Segment Start: Records to process
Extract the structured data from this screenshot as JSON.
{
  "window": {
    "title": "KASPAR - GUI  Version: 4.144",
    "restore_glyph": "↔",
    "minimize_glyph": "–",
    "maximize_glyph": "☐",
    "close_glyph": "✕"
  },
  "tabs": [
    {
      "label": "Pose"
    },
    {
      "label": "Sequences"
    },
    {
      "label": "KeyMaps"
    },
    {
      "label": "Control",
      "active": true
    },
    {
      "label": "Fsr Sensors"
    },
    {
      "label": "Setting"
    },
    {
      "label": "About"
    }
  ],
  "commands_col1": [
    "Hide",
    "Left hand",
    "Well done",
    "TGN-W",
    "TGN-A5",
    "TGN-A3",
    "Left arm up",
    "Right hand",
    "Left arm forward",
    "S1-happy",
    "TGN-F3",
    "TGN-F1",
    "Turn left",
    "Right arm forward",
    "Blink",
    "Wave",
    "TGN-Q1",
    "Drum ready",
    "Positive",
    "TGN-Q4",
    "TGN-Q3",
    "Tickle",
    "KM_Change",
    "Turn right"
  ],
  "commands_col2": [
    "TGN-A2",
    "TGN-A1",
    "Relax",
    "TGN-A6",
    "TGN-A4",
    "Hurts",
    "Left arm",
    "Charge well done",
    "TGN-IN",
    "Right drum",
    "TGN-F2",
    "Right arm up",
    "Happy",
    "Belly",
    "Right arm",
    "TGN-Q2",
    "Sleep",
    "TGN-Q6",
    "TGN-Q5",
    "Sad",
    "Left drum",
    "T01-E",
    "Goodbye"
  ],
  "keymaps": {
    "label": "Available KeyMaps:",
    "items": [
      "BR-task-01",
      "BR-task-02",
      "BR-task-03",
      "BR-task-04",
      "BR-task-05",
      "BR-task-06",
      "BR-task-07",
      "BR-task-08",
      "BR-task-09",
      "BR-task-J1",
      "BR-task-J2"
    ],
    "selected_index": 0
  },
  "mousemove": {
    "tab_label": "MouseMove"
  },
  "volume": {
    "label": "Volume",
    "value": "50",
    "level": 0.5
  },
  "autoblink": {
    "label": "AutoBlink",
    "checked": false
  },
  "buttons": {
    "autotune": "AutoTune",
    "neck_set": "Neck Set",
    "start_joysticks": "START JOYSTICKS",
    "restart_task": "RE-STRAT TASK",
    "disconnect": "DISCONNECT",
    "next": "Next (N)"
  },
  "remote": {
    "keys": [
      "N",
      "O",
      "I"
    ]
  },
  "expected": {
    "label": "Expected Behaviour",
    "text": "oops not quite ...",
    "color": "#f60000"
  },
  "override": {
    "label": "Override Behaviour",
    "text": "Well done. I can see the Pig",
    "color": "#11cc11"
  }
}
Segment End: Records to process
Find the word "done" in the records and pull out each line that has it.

    "Well done",
    "Charge well done",
    "text": "Well done. I can see the Pig",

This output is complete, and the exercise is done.